Without a doubt, Google Adsense is the go-to source of income for most bloggers. Most new blogs with some decent traffic set up Google ads on their website. But there are times when Google Adsense becomes a less-than-ideal option for your blog. Here are some scenarios:Whatever the reason, there are some Google Adsense alternatives that you can keep handy for future or start using them once you’ve done reading this post. There are many ways to make money blogging.
Letâ€™s face it. Social media marketing is hard work. Sometimes you feel like a one legged man in a kickboxing competition. Over the last few years it has become an integral part of your business and marketing. You use social media to source leads, keep in touch with your old clients and even serve your current customers. But you canâ€™t be online 24/7. On top of it, there are multiple social media platforms fighting for your attention at any give time.
Admit it, you’ve cursed the blogging game in the past. Thatâ€™s understandable. Because with all the myriad of tasks involved, it does take a toll on you. For each post that youâ€™ll ever write, you come up with some research and ensure itâ€™s worth your while; then you compose your thoughts and finally write that 1,000+ words article. But it doesnâ€™t end there â€“ you have work out your SEO, source images and schedule social shares.
Muck Rack makes it simple to find people, tweets, or articles that mention any name, keyword, company, hashtag etc. We've compiled this guide to help you make the most of your search.
Selecting a term
Start searching tweets, articles from media outlets, articles mentioned in tweets, journalists'
names, titles and bios with some suggested searches:
Companies or Topics (e.g. iPhone, Microsoft)
Phrases (e.g. "cloud computing") — use quotes to keep the terms together
Twitter handles (e.g. @username) — returns those who have mentioned or replied to
Names (e.g. "David Pogue")
Hashtags (e.g. #sxsw, #london2012)
Bio details (e.g. vegan, Olympics, father)
Muck Rack's Advanced Search allows for many boolean operators.
Find results that mention multiple specified terms, use AND or
+. For example, ensure each result contains both Elon Musk and Mark Zuckerberg by
searching Musk AND Zuckerberg or Musk + Zuckerberg.
Use the operators OR or , to broaden your search when you'd like either of
multiple terms to appear in results. (This is the default behavior of our search when no operators
are used). For example, results will contain either cake or cookie by searching cake OR cookie or cake,cookie
Use NOT or - to subtract results from your search. For
example, searching Disney will yield results about the Walt Disney Company as well as Walt Disney

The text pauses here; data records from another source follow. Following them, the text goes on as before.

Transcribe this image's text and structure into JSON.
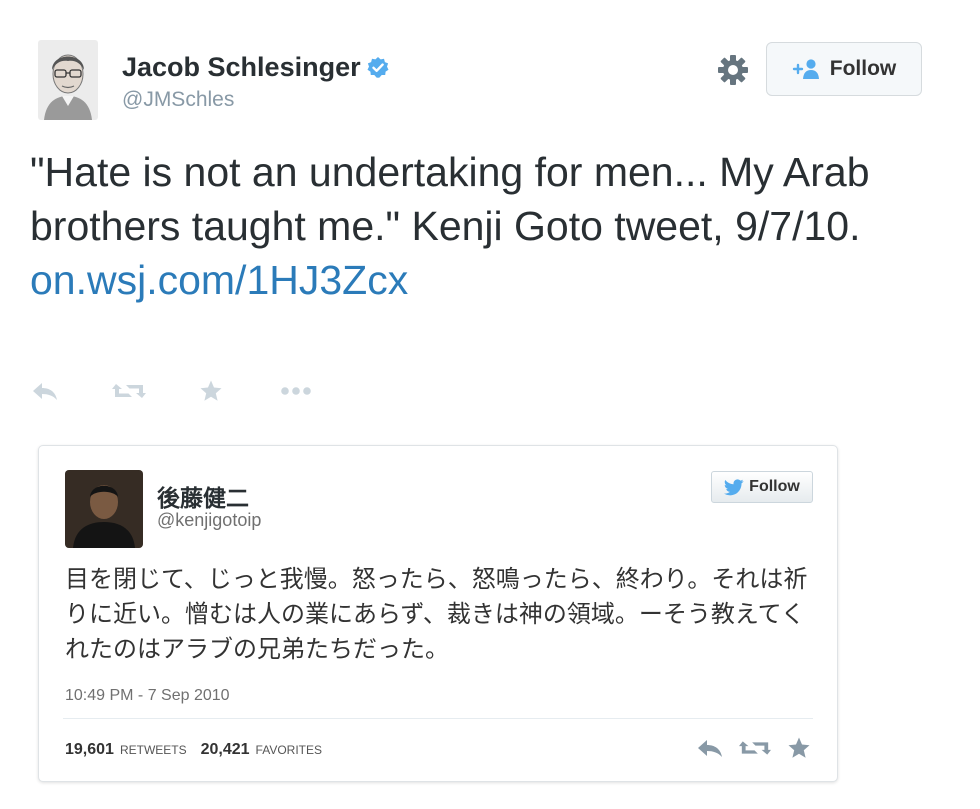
{
  "tweet": {
    "author_name": "Jacob Schlesinger",
    "author_handle": "@JMSchles",
    "follow_label": "Follow",
    "text": "\"Hate is not an undertaking for men... My Arab brothers taught me.\" Kenji Goto tweet, 9/7/10.",
    "link": "on.wsj.com/1HJ3Zcx",
    "icons": [
      "reply-icon",
      "retweet-icon",
      "favorite-icon",
      "more-icon",
      "gear-icon",
      "verified-badge-icon",
      "add-user-icon"
    ]
  },
  "embed": {
    "author_name": "後藤健二",
    "author_handle": "@kenjigotoip",
    "follow_label": "Follow",
    "text": "目を閉じて、じっと我慢。怒ったら、怒鳴ったら、終わり。それは祈りに近い。憎むは人の業にあらず、裁きは神の領域。ーそう教えてくれたのはアラブの兄弟たちだった。",
    "timestamp": "10:49 PM - 7 Sep 2010",
    "retweets_count": "19,601",
    "retweets_label": "RETWEETS",
    "favorites_count": "20,421",
    "favorites_label": "FAVORITES",
    "icons": [
      "twitter-bird-icon",
      "reply-icon",
      "retweet-icon",
      "favorite-icon"
    ]
  },
  "colors": {
    "link": "#2b7bb9",
    "verified": "#55acee",
    "action_icon": "#ccd6dd",
    "embed_icon": "#8899a6"
  }
}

World Resort. To exclude mentions of Disney World, search for Disney -World or Disney
When using one of these operators with a phrase, enclose it in quotation marks. For example, you can
find results about smartphones excluding Apple's iPhone 4S by searching smartphone -"iPhone
Exact case matching or punctuation
If you're searching for a brand name or keyword that relies on specific punctuation marks or capitalization, you can
find results that match your exact query by adding matchcase: before the keyword you're searching for, like matchcase:E*TRADE .
Use parentheses to separate multiple
boolean phrases. For example, to find journalists talking about having fun in Disney World or
Disneyland, search for ("disney world" OR disneyland) AND fun.
An asterisk can be used to search for any variation of a root word truncated by the asterisk. For example, searching for admin* will return results for administrator, administration, administer, administered, etc.
A near operator is an AND operator where you can control the distance between the words. You can vary the distance the near operation uses by adding a forward slash and number (between 0-99) such as strawberries NEAR/10 "whipped cream", which means the strawberries must exist within 10 words of "whipped cream".